-- Source material follows --

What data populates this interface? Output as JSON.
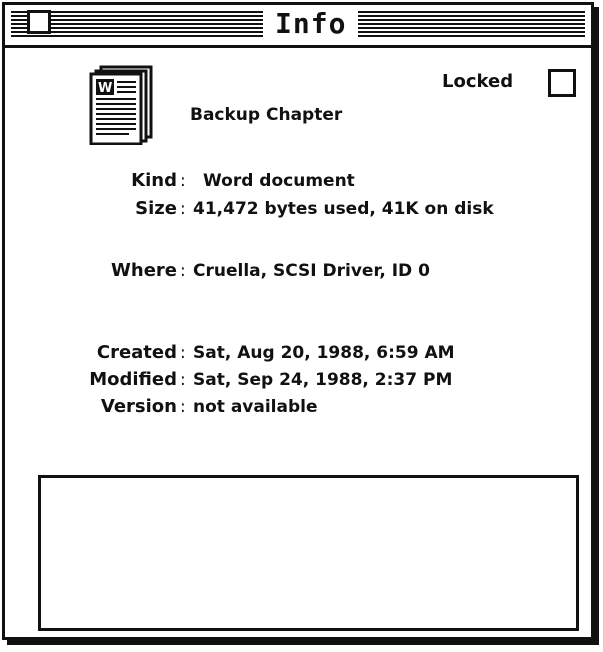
{
  "window": {
    "title": "Info"
  },
  "file": {
    "name": "Backup Chapter",
    "icon": "word-document-icon"
  },
  "locked": {
    "label": "Locked",
    "checked": false
  },
  "info": {
    "kind_label": "Kind",
    "kind_value": "Word document",
    "size_label": "Size",
    "size_value": "41,472 bytes used, 41K on disk",
    "where_label": "Where",
    "where_value": "Cruella, SCSI Driver, ID 0",
    "created_label": "Created",
    "created_value": "Sat, Aug 20, 1988, 6:59 AM",
    "modified_label": "Modified",
    "modified_value": "Sat, Sep 24, 1988, 2:37 PM",
    "version_label": "Version",
    "version_value": "not available"
  },
  "comments": {
    "value": ""
  }
}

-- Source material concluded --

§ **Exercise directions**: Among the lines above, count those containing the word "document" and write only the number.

§ **Answer box**: 2